**About this exercise**
With images excluded, write out each entry below exactly as given.

[Data extracts]

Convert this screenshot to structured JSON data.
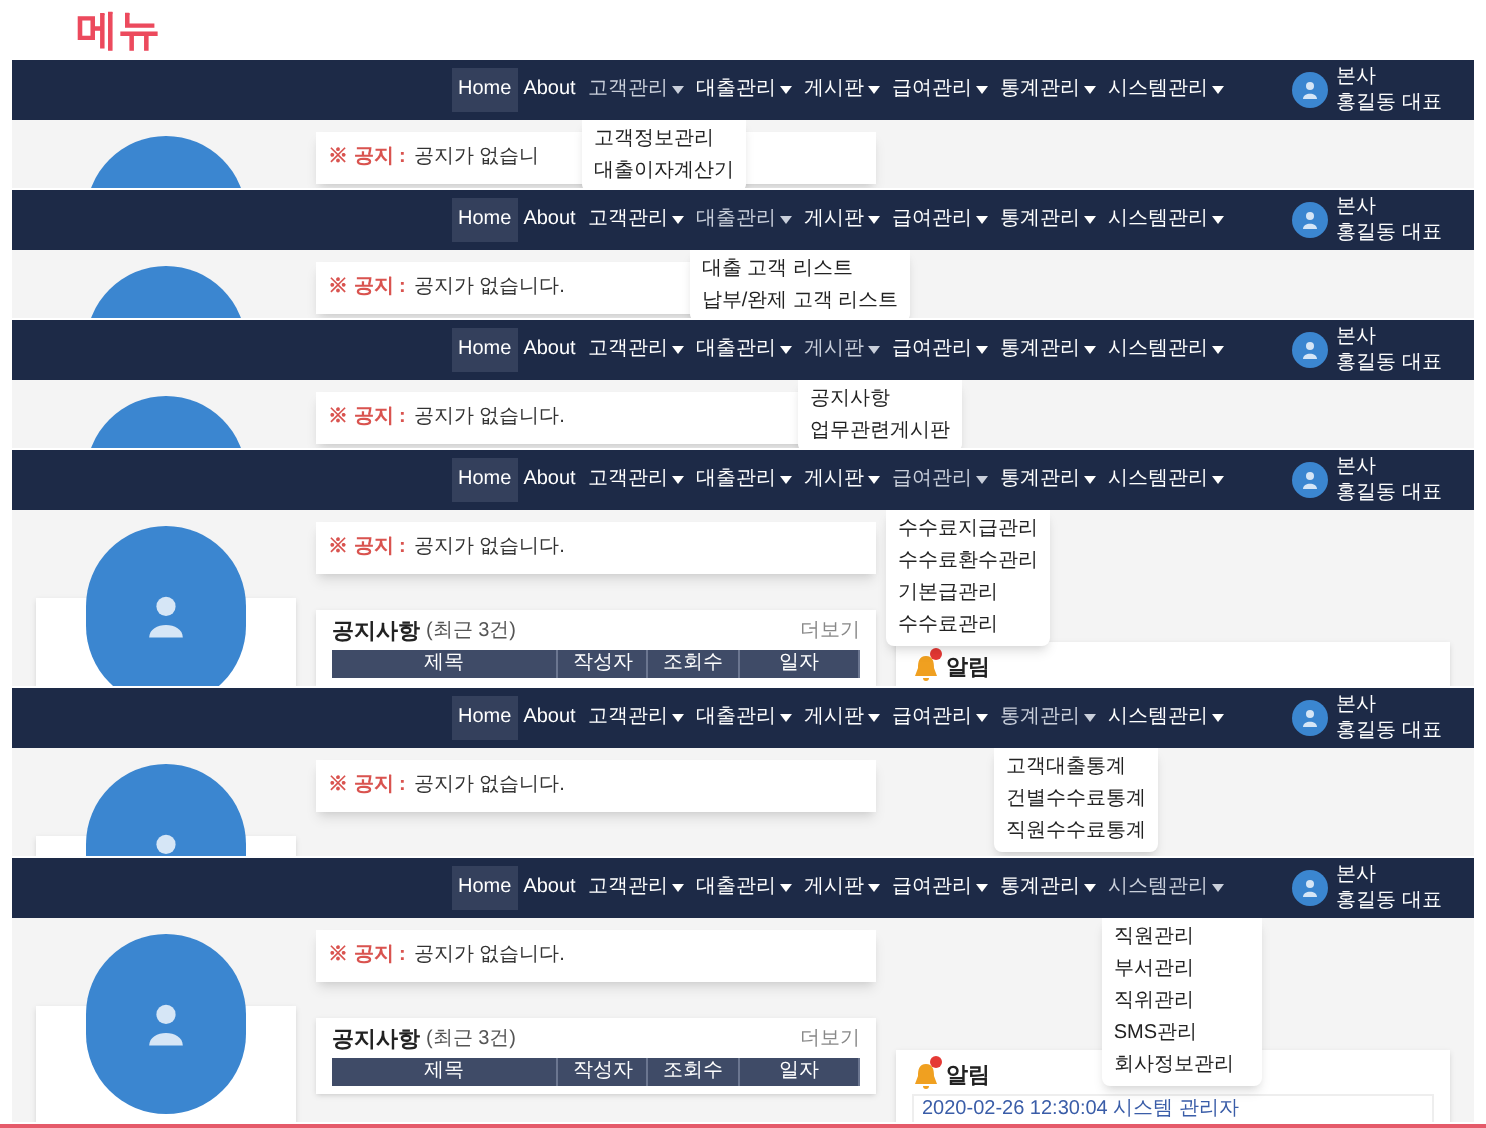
{
  "title": "메뉴",
  "screens": [
    {
      "nav": [
        {
          "label": "Home",
          "selected": true,
          "dropdown": false,
          "expanded": false
        },
        {
          "label": "About",
          "selected": false,
          "dropdown": false,
          "expanded": false
        },
        {
          "label": "고객관리",
          "selected": false,
          "dropdown": true,
          "expanded": true
        },
        {
          "label": "대출관리",
          "selected": false,
          "dropdown": true,
          "expanded": false
        },
        {
          "label": "게시판",
          "selected": false,
          "dropdown": true,
          "expanded": false
        },
        {
          "label": "급여관리",
          "selected": false,
          "dropdown": true,
          "expanded": false
        },
        {
          "label": "통계관리",
          "selected": false,
          "dropdown": true,
          "expanded": false
        },
        {
          "label": "시스템관리",
          "selected": false,
          "dropdown": true,
          "expanded": false
        }
      ],
      "menu_items": [
        "고객정보관리",
        "대출이자계산기"
      ],
      "user": {
        "branch": "본사",
        "name": "홍길동 대표"
      },
      "notice": {
        "label": "※ 공지 :",
        "text": "공지가 없습니"
      }
    },
    {
      "nav": [
        {
          "label": "Home",
          "selected": true,
          "dropdown": false,
          "expanded": false
        },
        {
          "label": "About",
          "selected": false,
          "dropdown": false,
          "expanded": false
        },
        {
          "label": "고객관리",
          "selected": false,
          "dropdown": true,
          "expanded": false
        },
        {
          "label": "대출관리",
          "selected": false,
          "dropdown": true,
          "expanded": true
        },
        {
          "label": "게시판",
          "selected": false,
          "dropdown": true,
          "expanded": false
        },
        {
          "label": "급여관리",
          "selected": false,
          "dropdown": true,
          "expanded": false
        },
        {
          "label": "통계관리",
          "selected": false,
          "dropdown": true,
          "expanded": false
        },
        {
          "label": "시스템관리",
          "selected": false,
          "dropdown": true,
          "expanded": false
        }
      ],
      "menu_items": [
        "대출 고객 리스트",
        "납부/완제 고객 리스트"
      ],
      "user": {
        "branch": "본사",
        "name": "홍길동 대표"
      },
      "notice": {
        "label": "※ 공지 :",
        "text": "공지가 없습니다."
      }
    },
    {
      "nav": [
        {
          "label": "Home",
          "selected": true,
          "dropdown": false,
          "expanded": false
        },
        {
          "label": "About",
          "selected": false,
          "dropdown": false,
          "expanded": false
        },
        {
          "label": "고객관리",
          "selected": false,
          "dropdown": true,
          "expanded": false
        },
        {
          "label": "대출관리",
          "selected": false,
          "dropdown": true,
          "expanded": false
        },
        {
          "label": "게시판",
          "selected": false,
          "dropdown": true,
          "expanded": true
        },
        {
          "label": "급여관리",
          "selected": false,
          "dropdown": true,
          "expanded": false
        },
        {
          "label": "통계관리",
          "selected": false,
          "dropdown": true,
          "expanded": false
        },
        {
          "label": "시스템관리",
          "selected": false,
          "dropdown": true,
          "expanded": false
        }
      ],
      "menu_items": [
        "공지사항",
        "업무관련게시판"
      ],
      "user": {
        "branch": "본사",
        "name": "홍길동 대표"
      },
      "notice": {
        "label": "※ 공지 :",
        "text": "공지가 없습니다."
      }
    },
    {
      "nav": [
        {
          "label": "Home",
          "selected": true,
          "dropdown": false,
          "expanded": false
        },
        {
          "label": "About",
          "selected": false,
          "dropdown": false,
          "expanded": false
        },
        {
          "label": "고객관리",
          "selected": false,
          "dropdown": true,
          "expanded": false
        },
        {
          "label": "대출관리",
          "selected": false,
          "dropdown": true,
          "expanded": false
        },
        {
          "label": "게시판",
          "selected": false,
          "dropdown": true,
          "expanded": false
        },
        {
          "label": "급여관리",
          "selected": false,
          "dropdown": true,
          "expanded": true
        },
        {
          "label": "통계관리",
          "selected": false,
          "dropdown": true,
          "expanded": false
        },
        {
          "label": "시스템관리",
          "selected": false,
          "dropdown": true,
          "expanded": false
        }
      ],
      "menu_items": [
        "수수료지급관리",
        "수수료환수관리",
        "기본급관리",
        "수수료관리"
      ],
      "user": {
        "branch": "본사",
        "name": "홍길동 대표"
      },
      "notice": {
        "label": "※ 공지 :",
        "text": "공지가 없습니다."
      },
      "board": {
        "title": "공지사항",
        "subtitle": "(최근 3건)",
        "more": "더보기",
        "columns": [
          "제목",
          "작성자",
          "조회수",
          "일자"
        ]
      },
      "alerts": {
        "title": "알림"
      }
    },
    {
      "nav": [
        {
          "label": "Home",
          "selected": true,
          "dropdown": false,
          "expanded": false
        },
        {
          "label": "About",
          "selected": false,
          "dropdown": false,
          "expanded": false
        },
        {
          "label": "고객관리",
          "selected": false,
          "dropdown": true,
          "expanded": false
        },
        {
          "label": "대출관리",
          "selected": false,
          "dropdown": true,
          "expanded": false
        },
        {
          "label": "게시판",
          "selected": false,
          "dropdown": true,
          "expanded": false
        },
        {
          "label": "급여관리",
          "selected": false,
          "dropdown": true,
          "expanded": false
        },
        {
          "label": "통계관리",
          "selected": false,
          "dropdown": true,
          "expanded": true
        },
        {
          "label": "시스템관리",
          "selected": false,
          "dropdown": true,
          "expanded": false
        }
      ],
      "menu_items": [
        "고객대출통계",
        "건별수수료통계",
        "직원수수료통계"
      ],
      "user": {
        "branch": "본사",
        "name": "홍길동 대표"
      },
      "notice": {
        "label": "※ 공지 :",
        "text": "공지가 없습니다."
      }
    },
    {
      "nav": [
        {
          "label": "Home",
          "selected": true,
          "dropdown": false,
          "expanded": false
        },
        {
          "label": "About",
          "selected": false,
          "dropdown": false,
          "expanded": false
        },
        {
          "label": "고객관리",
          "selected": false,
          "dropdown": true,
          "expanded": false
        },
        {
          "label": "대출관리",
          "selected": false,
          "dropdown": true,
          "expanded": false
        },
        {
          "label": "게시판",
          "selected": false,
          "dropdown": true,
          "expanded": false
        },
        {
          "label": "급여관리",
          "selected": false,
          "dropdown": true,
          "expanded": false
        },
        {
          "label": "통계관리",
          "selected": false,
          "dropdown": true,
          "expanded": false
        },
        {
          "label": "시스템관리",
          "selected": false,
          "dropdown": true,
          "expanded": true
        }
      ],
      "menu_items": [
        "직원관리",
        "부서관리",
        "직위관리",
        "SMS관리",
        "회사정보관리"
      ],
      "user": {
        "branch": "본사",
        "name": "홍길동 대표"
      },
      "notice": {
        "label": "※ 공지 :",
        "text": "공지가 없습니다."
      },
      "board": {
        "title": "공지사항",
        "subtitle": "(최근 3건)",
        "more": "더보기",
        "columns": [
          "제목",
          "작성자",
          "조회수",
          "일자"
        ]
      },
      "alerts": {
        "title": "알림",
        "entries": [
          "2020-02-26 12:30:04 시스템 관리자"
        ]
      }
    }
  ]
}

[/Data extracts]

**Task result**
Convert this screenshot to structured JSON data.
{
  "title": "메뉴",
  "screens": [
    {
      "nav": [
        {
          "label": "Home",
          "selected": true,
          "dropdown": false,
          "expanded": false
        },
        {
          "label": "About",
          "selected": false,
          "dropdown": false,
          "expanded": false
        },
        {
          "label": "고객관리",
          "selected": false,
          "dropdown": true,
          "expanded": true
        },
        {
          "label": "대출관리",
          "selected": false,
          "dropdown": true,
          "expanded": false
        },
        {
          "label": "게시판",
          "selected": false,
          "dropdown": true,
          "expanded": false
        },
        {
          "label": "급여관리",
          "selected": false,
          "dropdown": true,
          "expanded": false
        },
        {
          "label": "통계관리",
          "selected": false,
          "dropdown": true,
          "expanded": false
        },
        {
          "label": "시스템관리",
          "selected": false,
          "dropdown": true,
          "expanded": false
        }
      ],
      "menu_items": [
        "고객정보관리",
        "대출이자계산기"
      ],
      "user": {
        "branch": "본사",
        "name": "홍길동 대표"
      },
      "notice": {
        "label": "※ 공지 :",
        "text": "공지가 없습니"
      }
    },
    {
      "nav": [
        {
          "label": "Home",
          "selected": true,
          "dropdown": false,
          "expanded": false
        },
        {
          "label": "About",
          "selected": false,
          "dropdown": false,
          "expanded": false
        },
        {
          "label": "고객관리",
          "selected": false,
          "dropdown": true,
          "expanded": false
        },
        {
          "label": "대출관리",
          "selected": false,
          "dropdown": true,
          "expanded": true
        },
        {
          "label": "게시판",
          "selected": false,
          "dropdown": true,
          "expanded": false
        },
        {
          "label": "급여관리",
          "selected": false,
          "dropdown": true,
          "expanded": false
        },
        {
          "label": "통계관리",
          "selected": false,
          "dropdown": true,
          "expanded": false
        },
        {
          "label": "시스템관리",
          "selected": false,
          "dropdown": true,
          "expanded": false
        }
      ],
      "menu_items": [
        "대출 고객 리스트",
        "납부/완제 고객 리스트"
      ],
      "user": {
        "branch": "본사",
        "name": "홍길동 대표"
      },
      "notice": {
        "label": "※ 공지 :",
        "text": "공지가 없습니다."
      }
    },
    {
      "nav": [
        {
          "label": "Home",
          "selected": true,
          "dropdown": false,
          "expanded": false
        },
        {
          "label": "About",
          "selected": false,
          "dropdown": false,
          "expanded": false
        },
        {
          "label": "고객관리",
          "selected": false,
          "dropdown": true,
          "expanded": false
        },
        {
          "label": "대출관리",
          "selected": false,
          "dropdown": true,
          "expanded": false
        },
        {
          "label": "게시판",
          "selected": false,
          "dropdown": true,
          "expanded": true
        },
        {
          "label": "급여관리",
          "selected": false,
          "dropdown": true,
          "expanded": false
        },
        {
          "label": "통계관리",
          "selected": false,
          "dropdown": true,
          "expanded": false
        },
        {
          "label": "시스템관리",
          "selected": false,
          "dropdown": true,
          "expanded": false
        }
      ],
      "menu_items": [
        "공지사항",
        "업무관련게시판"
      ],
      "user": {
        "branch": "본사",
        "name": "홍길동 대표"
      },
      "notice": {
        "label": "※ 공지 :",
        "text": "공지가 없습니다."
      }
    },
    {
      "nav": [
        {
          "label": "Home",
          "selected": true,
          "dropdown": false,
          "expanded": false
        },
        {
          "label": "About",
          "selected": false,
          "dropdown": false,
          "expanded": false
        },
        {
          "label": "고객관리",
          "selected": false,
          "dropdown": true,
          "expanded": false
        },
        {
          "label": "대출관리",
          "selected": false,
          "dropdown": true,
          "expanded": false
        },
        {
          "label": "게시판",
          "selected": false,
          "dropdown": true,
          "expanded": false
        },
        {
          "label": "급여관리",
          "selected": false,
          "dropdown": true,
          "expanded": true
        },
        {
          "label": "통계관리",
          "selected": false,
          "dropdown": true,
          "expanded": false
        },
        {
          "label": "시스템관리",
          "selected": false,
          "dropdown": true,
          "expanded": false
        }
      ],
      "menu_items": [
        "수수료지급관리",
        "수수료환수관리",
        "기본급관리",
        "수수료관리"
      ],
      "user": {
        "branch": "본사",
        "name": "홍길동 대표"
      },
      "notice": {
        "label": "※ 공지 :",
        "text": "공지가 없습니다."
      },
      "board": {
        "title": "공지사항",
        "subtitle": "(최근 3건)",
        "more": "더보기",
        "columns": [
          "제목",
          "작성자",
          "조회수",
          "일자"
        ]
      },
      "alerts": {
        "title": "알림"
      }
    },
    {
      "nav": [
        {
          "label": "Home",
          "selected": true,
          "dropdown": false,
          "expanded": false
        },
        {
          "label": "About",
          "selected": false,
          "dropdown": false,
          "expanded": false
        },
        {
          "label": "고객관리",
          "selected": false,
          "dropdown": true,
          "expanded": false
        },
        {
          "label": "대출관리",
          "selected": false,
          "dropdown": true,
          "expanded": false
        },
        {
          "label": "게시판",
          "selected": false,
          "dropdown": true,
          "expanded": false
        },
        {
          "label": "급여관리",
          "selected": false,
          "dropdown": true,
          "expanded": false
        },
        {
          "label": "통계관리",
          "selected": false,
          "dropdown": true,
          "expanded": true
        },
        {
          "label": "시스템관리",
          "selected": false,
          "dropdown": true,
          "expanded": false
        }
      ],
      "menu_items": [
        "고객대출통계",
        "건별수수료통계",
        "직원수수료통계"
      ],
      "user": {
        "branch": "본사",
        "name": "홍길동 대표"
      },
      "notice": {
        "label": "※ 공지 :",
        "text": "공지가 없습니다."
      }
    },
    {
      "nav": [
        {
          "label": "Home",
          "selected": true,
          "dropdown": false,
          "expanded": false
        },
        {
          "label": "About",
          "selected": false,
          "dropdown": false,
          "expanded": false
        },
        {
          "label": "고객관리",
          "selected": false,
          "dropdown": true,
          "expanded": false
        },
        {
          "label": "대출관리",
          "selected": false,
          "dropdown": true,
          "expanded": false
        },
        {
          "label": "게시판",
          "selected": false,
          "dropdown": true,
          "expanded": false
        },
        {
          "label": "급여관리",
          "selected": false,
          "dropdown": true,
          "expanded": false
        },
        {
          "label": "통계관리",
          "selected": false,
          "dropdown": true,
          "expanded": false
        },
        {
          "label": "시스템관리",
          "selected": false,
          "dropdown": true,
          "expanded": true
        }
      ],
      "menu_items": [
        "직원관리",
        "부서관리",
        "직위관리",
        "SMS관리",
        "회사정보관리"
      ],
      "user": {
        "branch": "본사",
        "name": "홍길동 대표"
      },
      "notice": {
        "label": "※ 공지 :",
        "text": "공지가 없습니다."
      },
      "board": {
        "title": "공지사항",
        "subtitle": "(최근 3건)",
        "more": "더보기",
        "columns": [
          "제목",
          "작성자",
          "조회수",
          "일자"
        ]
      },
      "alerts": {
        "title": "알림",
        "entries": [
          "2020-02-26 12:30:04 시스템 관리자"
        ]
      }
    }
  ]
}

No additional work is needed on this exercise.